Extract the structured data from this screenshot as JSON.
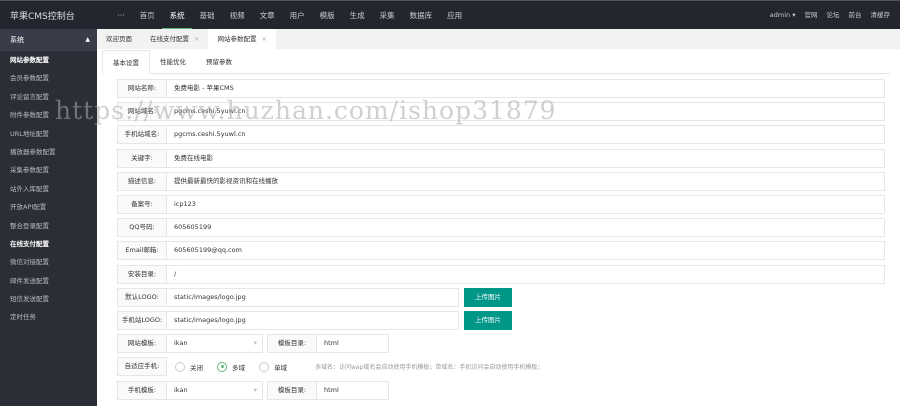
{
  "app_title": "苹果CMS控制台",
  "nav": [
    "···",
    "首页",
    "系统",
    "基础",
    "视频",
    "文章",
    "用户",
    "模版",
    "生成",
    "采集",
    "数据库",
    "应用"
  ],
  "nav_active": 2,
  "user": {
    "name": "admin ▾",
    "links": [
      "官网",
      "论坛",
      "前台",
      "清缓存"
    ]
  },
  "sidebar": {
    "header": "系统",
    "items": [
      "网站参数配置",
      "会员参数配置",
      "评论留言配置",
      "附件参数配置",
      "URL地址配置",
      "播放器参数配置",
      "采集参数配置",
      "站外入库配置",
      "开放API配置",
      "整合登录配置",
      "在线支付配置",
      "微信对接配置",
      "邮件发送配置",
      "短信发送配置",
      "定时任务"
    ]
  },
  "tabs": [
    {
      "label": "欢迎页面"
    },
    {
      "label": "在线支付配置",
      "close": "×"
    },
    {
      "label": "网站参数配置",
      "close": "×"
    }
  ],
  "subtabs": [
    "基本设置",
    "性能优化",
    "预留参数"
  ],
  "fields": [
    {
      "label": "网站名称:",
      "value": "免费电影 - 苹果CMS"
    },
    {
      "label": "网站域名:",
      "value": "pgcms.ceshi.5yuwl.cn"
    },
    {
      "label": "手机站域名:",
      "value": "pgcms.ceshi.5yuwl.cn"
    },
    {
      "label": "关键字:",
      "value": "免费在线电影"
    },
    {
      "label": "描述信息:",
      "value": "提供最新最快的影视资讯和在线播放"
    },
    {
      "label": "备案号:",
      "value": "icp123"
    },
    {
      "label": "QQ号码:",
      "value": "605605199"
    },
    {
      "label": "Email邮箱:",
      "value": "605605199@qq.com"
    },
    {
      "label": "安装目录:",
      "value": "/"
    }
  ],
  "logos": [
    {
      "label": "默认LOGO:",
      "value": "static/images/logo.jpg",
      "button": "上传图片"
    },
    {
      "label": "手机站LOGO:",
      "value": "static/images/logo.jpg",
      "button": "上传图片"
    }
  ],
  "template": {
    "label": "网站模板:",
    "value": "ikan",
    "dir_label": "模板目录:",
    "dir_value": "html"
  },
  "mobile_adapt": {
    "label": "自适应手机:",
    "options": [
      "关闭",
      "多域",
      "单域"
    ],
    "selected": 1,
    "tip": "多域名：访问wap域名会自动使用手机模板；单域名：手机访问会自动使用手机模板；"
  },
  "mobile_template": {
    "label": "手机模板:",
    "value": "ikan",
    "dir_label": "模板目录:",
    "dir_value": "html"
  },
  "watermark": "https://www.huzhan.com/ishop31879"
}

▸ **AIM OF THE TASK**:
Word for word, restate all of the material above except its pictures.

▸ **SOLUTION**:
Extract the structured data from this screenshot as JSON.
{
  "app_title": "苹果CMS控制台",
  "nav": [
    "···",
    "首页",
    "系统",
    "基础",
    "视频",
    "文章",
    "用户",
    "模版",
    "生成",
    "采集",
    "数据库",
    "应用"
  ],
  "nav_active": 2,
  "user": {
    "name": "admin ▾",
    "links": [
      "官网",
      "论坛",
      "前台",
      "清缓存"
    ]
  },
  "sidebar": {
    "header": "系统",
    "items": [
      "网站参数配置",
      "会员参数配置",
      "评论留言配置",
      "附件参数配置",
      "URL地址配置",
      "播放器参数配置",
      "采集参数配置",
      "站外入库配置",
      "开放API配置",
      "整合登录配置",
      "在线支付配置",
      "微信对接配置",
      "邮件发送配置",
      "短信发送配置",
      "定时任务"
    ]
  },
  "tabs": [
    {
      "label": "欢迎页面"
    },
    {
      "label": "在线支付配置",
      "close": "×"
    },
    {
      "label": "网站参数配置",
      "close": "×"
    }
  ],
  "subtabs": [
    "基本设置",
    "性能优化",
    "预留参数"
  ],
  "fields": [
    {
      "label": "网站名称:",
      "value": "免费电影 - 苹果CMS"
    },
    {
      "label": "网站域名:",
      "value": "pgcms.ceshi.5yuwl.cn"
    },
    {
      "label": "手机站域名:",
      "value": "pgcms.ceshi.5yuwl.cn"
    },
    {
      "label": "关键字:",
      "value": "免费在线电影"
    },
    {
      "label": "描述信息:",
      "value": "提供最新最快的影视资讯和在线播放"
    },
    {
      "label": "备案号:",
      "value": "icp123"
    },
    {
      "label": "QQ号码:",
      "value": "605605199"
    },
    {
      "label": "Email邮箱:",
      "value": "605605199@qq.com"
    },
    {
      "label": "安装目录:",
      "value": "/"
    }
  ],
  "logos": [
    {
      "label": "默认LOGO:",
      "value": "static/images/logo.jpg",
      "button": "上传图片"
    },
    {
      "label": "手机站LOGO:",
      "value": "static/images/logo.jpg",
      "button": "上传图片"
    }
  ],
  "template": {
    "label": "网站模板:",
    "value": "ikan",
    "dir_label": "模板目录:",
    "dir_value": "html"
  },
  "mobile_adapt": {
    "label": "自适应手机:",
    "options": [
      "关闭",
      "多域",
      "单域"
    ],
    "selected": 1,
    "tip": "多域名：访问wap域名会自动使用手机模板；单域名：手机访问会自动使用手机模板；"
  },
  "mobile_template": {
    "label": "手机模板:",
    "value": "ikan",
    "dir_label": "模板目录:",
    "dir_value": "html"
  },
  "watermark": "https://www.huzhan.com/ishop31879"
}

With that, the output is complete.